◆ **Exercise goal**
Please return the records below exactly as they stand.

◆ **Recorded data**
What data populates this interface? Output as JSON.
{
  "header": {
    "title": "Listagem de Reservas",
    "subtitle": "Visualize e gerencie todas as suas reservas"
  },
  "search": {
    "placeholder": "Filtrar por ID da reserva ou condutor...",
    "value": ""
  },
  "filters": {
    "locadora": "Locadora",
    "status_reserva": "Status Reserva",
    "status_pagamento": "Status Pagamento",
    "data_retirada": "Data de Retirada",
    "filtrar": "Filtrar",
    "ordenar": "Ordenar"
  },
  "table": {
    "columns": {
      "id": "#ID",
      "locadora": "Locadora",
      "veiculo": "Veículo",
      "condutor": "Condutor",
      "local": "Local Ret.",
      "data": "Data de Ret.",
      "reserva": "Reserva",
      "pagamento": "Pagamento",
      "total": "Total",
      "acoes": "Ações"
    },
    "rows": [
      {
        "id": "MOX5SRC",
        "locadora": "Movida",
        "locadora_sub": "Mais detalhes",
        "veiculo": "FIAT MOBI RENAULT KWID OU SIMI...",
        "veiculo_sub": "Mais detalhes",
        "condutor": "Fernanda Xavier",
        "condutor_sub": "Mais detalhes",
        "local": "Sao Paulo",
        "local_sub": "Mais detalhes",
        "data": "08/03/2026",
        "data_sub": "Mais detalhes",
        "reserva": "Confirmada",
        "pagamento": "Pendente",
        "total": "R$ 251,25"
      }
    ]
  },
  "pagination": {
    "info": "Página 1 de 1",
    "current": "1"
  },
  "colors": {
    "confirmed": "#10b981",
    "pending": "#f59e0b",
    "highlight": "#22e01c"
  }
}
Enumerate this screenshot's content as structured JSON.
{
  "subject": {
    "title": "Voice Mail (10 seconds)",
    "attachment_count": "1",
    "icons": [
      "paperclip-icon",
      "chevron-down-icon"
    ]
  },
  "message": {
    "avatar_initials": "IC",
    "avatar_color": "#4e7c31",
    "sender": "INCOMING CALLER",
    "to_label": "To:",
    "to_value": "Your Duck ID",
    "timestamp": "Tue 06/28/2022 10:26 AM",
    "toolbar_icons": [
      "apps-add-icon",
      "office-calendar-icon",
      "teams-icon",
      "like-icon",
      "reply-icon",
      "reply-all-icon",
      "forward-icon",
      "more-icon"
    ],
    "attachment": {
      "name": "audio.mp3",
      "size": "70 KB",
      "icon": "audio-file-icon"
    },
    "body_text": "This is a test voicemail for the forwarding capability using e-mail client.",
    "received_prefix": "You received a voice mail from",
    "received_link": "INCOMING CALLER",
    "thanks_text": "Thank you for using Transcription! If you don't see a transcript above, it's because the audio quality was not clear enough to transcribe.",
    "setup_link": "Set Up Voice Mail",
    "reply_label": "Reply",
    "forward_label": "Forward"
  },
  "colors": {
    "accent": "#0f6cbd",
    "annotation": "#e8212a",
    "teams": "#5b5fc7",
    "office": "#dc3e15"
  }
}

◆ **The answer**
What data populates this interface? Output as JSON.
{
  "header": {
    "title": "Listagem de Reservas",
    "subtitle": "Visualize e gerencie todas as suas reservas"
  },
  "search": {
    "placeholder": "Filtrar por ID da reserva ou condutor...",
    "value": ""
  },
  "filters": {
    "locadora": "Locadora",
    "status_reserva": "Status Reserva",
    "status_pagamento": "Status Pagamento",
    "data_retirada": "Data de Retirada",
    "filtrar": "Filtrar",
    "ordenar": "Ordenar"
  },
  "table": {
    "columns": {
      "id": "#ID",
      "locadora": "Locadora",
      "veiculo": "Veículo",
      "condutor": "Condutor",
      "local": "Local Ret.",
      "data": "Data de Ret.",
      "reserva": "Reserva",
      "pagamento": "Pagamento",
      "total": "Total",
      "acoes": "Ações"
    },
    "rows": [
      {
        "id": "MOX5SRC",
        "locadora": "Movida",
        "locadora_sub": "Mais detalhes",
        "veiculo": "FIAT MOBI RENAULT KWID OU SIMI...",
        "veiculo_sub": "Mais detalhes",
        "condutor": "Fernanda Xavier",
        "condutor_sub": "Mais detalhes",
        "local": "Sao Paulo",
        "local_sub": "Mais detalhes",
        "data": "08/03/2026",
        "data_sub": "Mais detalhes",
        "reserva": "Confirmada",
        "pagamento": "Pendente",
        "total": "R$ 251,25"
      }
    ]
  },
  "pagination": {
    "info": "Página 1 de 1",
    "current": "1"
  },
  "colors": {
    "confirmed": "#10b981",
    "pending": "#f59e0b",
    "highlight": "#22e01c"
  }
}
Enumerate this screenshot's content as structured JSON.
{
  "subject": {
    "title": "Voice Mail (10 seconds)",
    "attachment_count": "1",
    "icons": [
      "paperclip-icon",
      "chevron-down-icon"
    ]
  },
  "message": {
    "avatar_initials": "IC",
    "avatar_color": "#4e7c31",
    "sender": "INCOMING CALLER",
    "to_label": "To:",
    "to_value": "Your Duck ID",
    "timestamp": "Tue 06/28/2022 10:26 AM",
    "toolbar_icons": [
      "apps-add-icon",
      "office-calendar-icon",
      "teams-icon",
      "like-icon",
      "reply-icon",
      "reply-all-icon",
      "forward-icon",
      "more-icon"
    ],
    "attachment": {
      "name": "audio.mp3",
      "size": "70 KB",
      "icon": "audio-file-icon"
    },
    "body_text": "This is a test voicemail for the forwarding capability using e-mail client.",
    "received_prefix": "You received a voice mail from",
    "received_link": "INCOMING CALLER",
    "thanks_text": "Thank you for using Transcription! If you don't see a transcript above, it's because the audio quality was not clear enough to transcribe.",
    "setup_link": "Set Up Voice Mail",
    "reply_label": "Reply",
    "forward_label": "Forward"
  },
  "colors": {
    "accent": "#0f6cbd",
    "annotation": "#e8212a",
    "teams": "#5b5fc7",
    "office": "#dc3e15"
  }
}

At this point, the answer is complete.